**Your objective**
Below are some records. Pull every line that contains the word "icon".

Data records for software interfaces:
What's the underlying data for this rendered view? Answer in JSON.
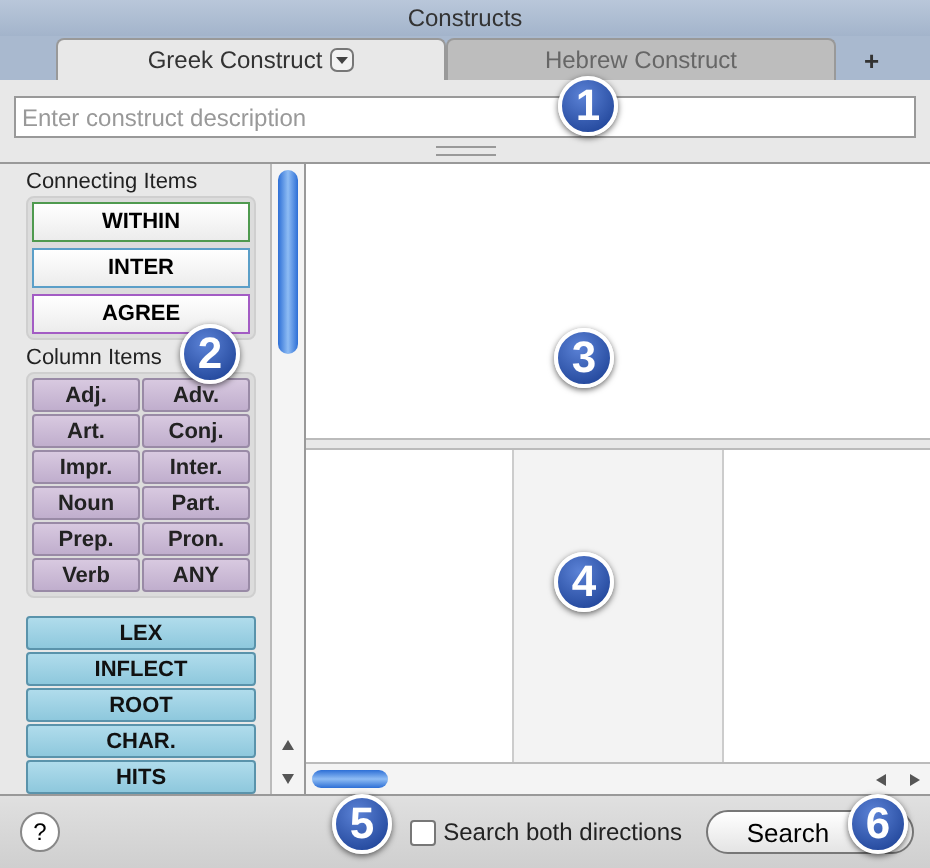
{
  "window": {
    "title": "Constructs"
  },
  "tabs": [
    {
      "label": "Greek Construct",
      "selected": true,
      "menu": true
    },
    {
      "label": "Hebrew Construct",
      "selected": false,
      "menu": false
    }
  ],
  "add_tab": "+",
  "description": {
    "placeholder": "Enter construct description"
  },
  "connecting": {
    "title": "Connecting Items",
    "items": [
      {
        "label": "WITHIN",
        "color": "#4f9a4f"
      },
      {
        "label": "INTER",
        "color": "#5b9fc8"
      },
      {
        "label": "AGREE",
        "color": "#a35cc4"
      }
    ]
  },
  "column": {
    "title": "Column Items",
    "items": [
      "Adj.",
      "Adv.",
      "Art.",
      "Conj.",
      "Impr.",
      "Inter.",
      "Noun",
      "Part.",
      "Prep.",
      "Pron.",
      "Verb",
      "ANY"
    ]
  },
  "extra_items": [
    "LEX",
    "INFLECT",
    "ROOT",
    "CHAR.",
    "HITS"
  ],
  "search_both": {
    "label": "Search both directions",
    "checked": false
  },
  "search_button": "Search",
  "help": "?",
  "callouts": [
    "1",
    "2",
    "3",
    "4",
    "5",
    "6"
  ]
}
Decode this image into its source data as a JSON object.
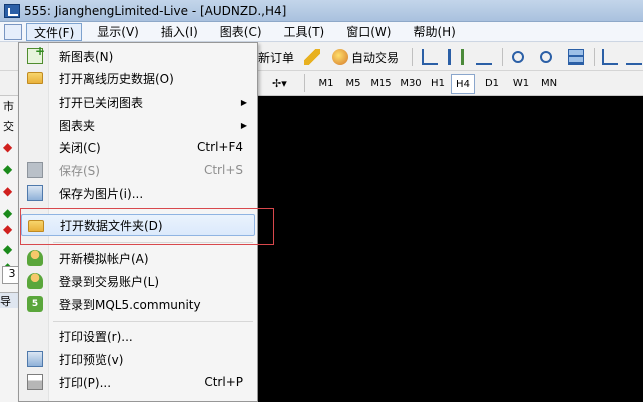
{
  "window": {
    "title": "555: JianghengLimited-Live - [AUDNZD.,H4]"
  },
  "menubar": {
    "items": [
      {
        "label": "文件(F)",
        "active": true
      },
      {
        "label": "显示(V)"
      },
      {
        "label": "插入(I)"
      },
      {
        "label": "图表(C)"
      },
      {
        "label": "工具(T)"
      },
      {
        "label": "窗口(W)"
      },
      {
        "label": "帮助(H)"
      }
    ]
  },
  "toolbar": {
    "new_order": "新订单",
    "auto_trade": "自动交易"
  },
  "timeframes": [
    "M1",
    "M5",
    "M15",
    "M30",
    "H1",
    "H4",
    "D1",
    "W1",
    "MN"
  ],
  "active_timeframe": "H4",
  "left_panel": {
    "market_watch_label": "市",
    "tab_label": "交",
    "navigator_label": "导",
    "bottom_tab": "3"
  },
  "file_menu": {
    "items": [
      {
        "label": "新图表(N)",
        "shortcut": "",
        "icon": "new-chart-icon"
      },
      {
        "label": "打开离线历史数据(O)",
        "shortcut": "",
        "icon": "open-folder-icon"
      },
      {
        "label": "打开已关闭图表",
        "shortcut": "",
        "submenu": true
      },
      {
        "label": "图表夹",
        "shortcut": "",
        "submenu": true
      },
      {
        "label": "关闭(C)",
        "shortcut": "Ctrl+F4"
      },
      {
        "label": "保存(S)",
        "shortcut": "Ctrl+S",
        "disabled": true,
        "icon": "save-icon"
      },
      {
        "label": "保存为图片(i)...",
        "shortcut": "",
        "icon": "save-image-icon"
      },
      {
        "label": "打开数据文件夹(D)",
        "shortcut": "",
        "icon": "data-folder-icon",
        "highlighted": true
      },
      {
        "label": "开新模拟帐户(A)",
        "shortcut": "",
        "icon": "new-demo-account-icon"
      },
      {
        "label": "登录到交易账户(L)",
        "shortcut": "",
        "icon": "login-account-icon"
      },
      {
        "label": "登录到MQL5.community",
        "shortcut": "",
        "icon": "mql5-icon"
      },
      {
        "label": "打印设置(r)...",
        "shortcut": ""
      },
      {
        "label": "打印预览(v)",
        "shortcut": "",
        "icon": "print-preview-icon"
      },
      {
        "label": "打印(P)...",
        "shortcut": "Ctrl+P",
        "icon": "print-icon"
      }
    ]
  },
  "colors": {
    "annotation": "#d8484c",
    "chart_background": "#000000",
    "highlight": "#dbe9fb"
  }
}
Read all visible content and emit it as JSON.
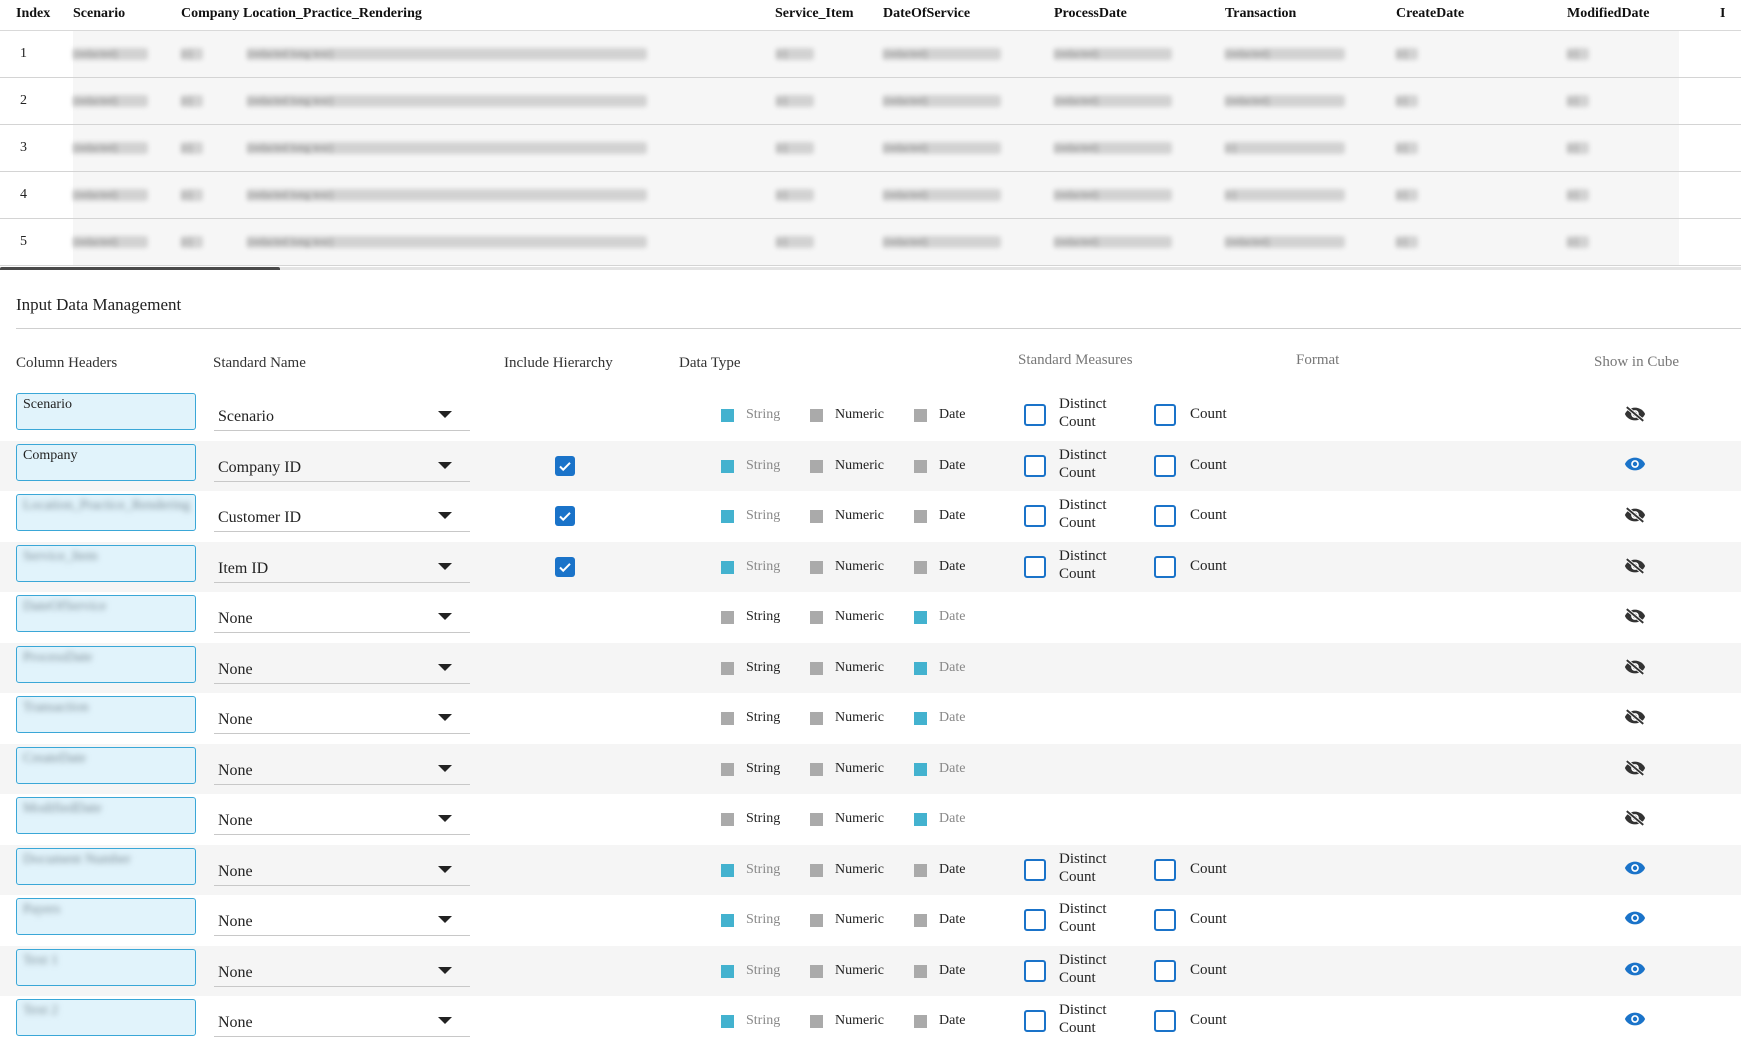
{
  "preview": {
    "headers": [
      "Index",
      "Scenario",
      "Company",
      "Location_Practice_Rendering",
      "Service_Item",
      "DateOfService",
      "ProcessDate",
      "Transaction",
      "CreateDate",
      "ModifiedDate",
      "I"
    ],
    "rows": [
      {
        "index": "1",
        "cells": [
          "[redacted]",
          "[r]",
          "[redacted long text]",
          "[r]",
          "[redacted]",
          "[redacted]",
          "[redacted]",
          "[r]",
          "[r]"
        ]
      },
      {
        "index": "2",
        "cells": [
          "[redacted]",
          "[r]",
          "[redacted long text]",
          "[r]",
          "[redacted]",
          "[redacted]",
          "[redacted]",
          "[r]",
          "[r]"
        ]
      },
      {
        "index": "3",
        "cells": [
          "[redacted]",
          "[r]",
          "[redacted long text]",
          "[r]",
          "[redacted]",
          "[redacted]",
          "[r]",
          "[r]",
          "[r]"
        ]
      },
      {
        "index": "4",
        "cells": [
          "[redacted]",
          "[r]",
          "[redacted long text]",
          "[r]",
          "[redacted]",
          "[redacted]",
          "[r]",
          "[r]",
          "[r]"
        ]
      },
      {
        "index": "5",
        "cells": [
          "[redacted]",
          "[r]",
          "[redacted long text]",
          "[r]",
          "[redacted]",
          "[redacted]",
          "[redacted]",
          "[r]",
          "[r]"
        ]
      }
    ]
  },
  "idm": {
    "title": "Input Data Management",
    "columns": {
      "headers": "Column Headers",
      "standard_name": "Standard Name",
      "include_hierarchy": "Include Hierarchy",
      "data_type": "Data Type",
      "standard_measures": "Standard Measures",
      "format": "Format",
      "show_in_cube": "Show in Cube"
    },
    "labels": {
      "string": "String",
      "numeric": "Numeric",
      "date": "Date",
      "distinct": "Distinct",
      "count_word": "Count",
      "count": "Count"
    },
    "rows": [
      {
        "header": "Scenario",
        "blurred": false,
        "standard": "Scenario",
        "hierarchy": "none",
        "type": "String",
        "measures": true,
        "visible": false
      },
      {
        "header": "Company",
        "blurred": false,
        "standard": "Company ID",
        "hierarchy": "checked",
        "type": "String",
        "measures": true,
        "visible": true
      },
      {
        "header": "Location_Practice_Rendering",
        "blurred": true,
        "standard": "Customer ID",
        "hierarchy": "checked",
        "type": "String",
        "measures": true,
        "visible": false
      },
      {
        "header": "Service_Item",
        "blurred": true,
        "standard": "Item ID",
        "hierarchy": "checked",
        "type": "String",
        "measures": true,
        "visible": false
      },
      {
        "header": "DateOfService",
        "blurred": true,
        "standard": "None",
        "hierarchy": "none",
        "type": "Date",
        "measures": false,
        "visible": false
      },
      {
        "header": "ProcessDate",
        "blurred": true,
        "standard": "None",
        "hierarchy": "none",
        "type": "Date",
        "measures": false,
        "visible": false
      },
      {
        "header": "Transaction",
        "blurred": true,
        "standard": "None",
        "hierarchy": "none",
        "type": "Date",
        "measures": false,
        "visible": false
      },
      {
        "header": "CreateDate",
        "blurred": true,
        "standard": "None",
        "hierarchy": "none",
        "type": "Date",
        "measures": false,
        "visible": false
      },
      {
        "header": "ModifiedDate",
        "blurred": true,
        "standard": "None",
        "hierarchy": "none",
        "type": "Date",
        "measures": false,
        "visible": false
      },
      {
        "header": "Document Number",
        "blurred": true,
        "standard": "None",
        "hierarchy": "none",
        "type": "String",
        "measures": true,
        "visible": true
      },
      {
        "header": "Payers",
        "blurred": true,
        "standard": "None",
        "hierarchy": "none",
        "type": "String",
        "measures": true,
        "visible": true
      },
      {
        "header": "Text 1",
        "blurred": true,
        "standard": "None",
        "hierarchy": "none",
        "type": "String",
        "measures": true,
        "visible": true
      },
      {
        "header": "Text 2",
        "blurred": true,
        "standard": "None",
        "hierarchy": "none",
        "type": "String",
        "measures": true,
        "visible": true
      }
    ],
    "colors": {
      "accent": "#1a73c9",
      "type_selected": "#43b2cf",
      "type_unselected": "#aaaaaa",
      "header_box": "#e1f3fb"
    }
  }
}
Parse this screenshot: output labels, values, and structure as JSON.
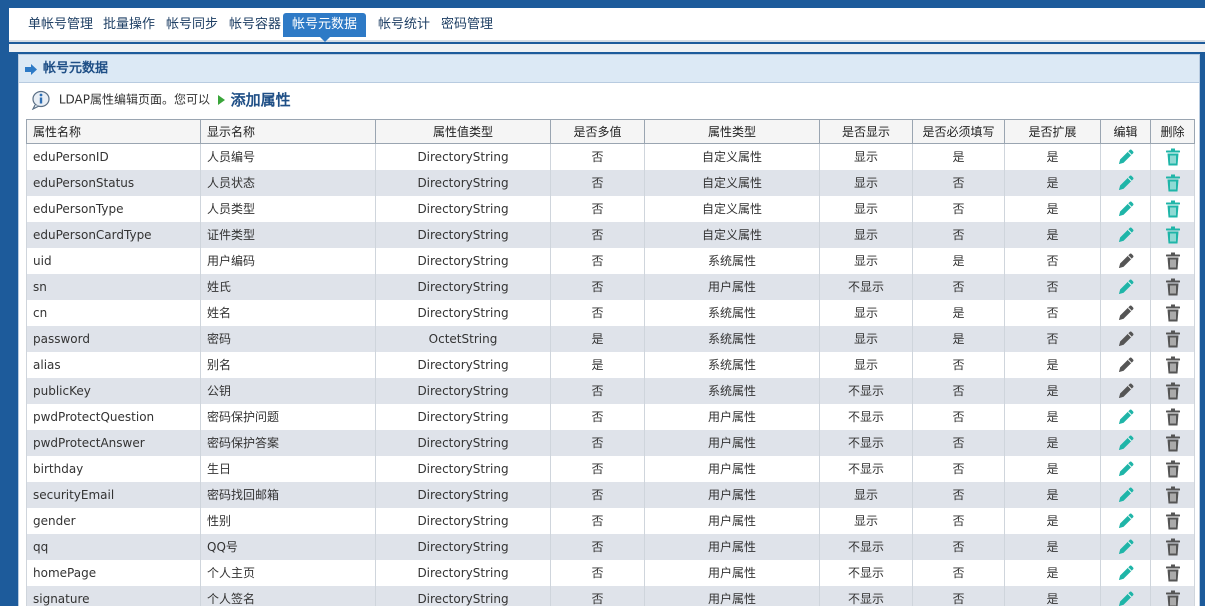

**Result below**
        "icon": "new-chart-icon"
        "icon": "open-folder-icon"
        "icon": "save-icon"
        "icon": "save-image-icon"
        "icon": "data-folder-icon",
        "icon": "new-demo-account-icon"
        "icon": "login-account-icon"
        "icon": "mql5-icon"
        "icon": "print-preview-icon"
        "icon": "print-icon"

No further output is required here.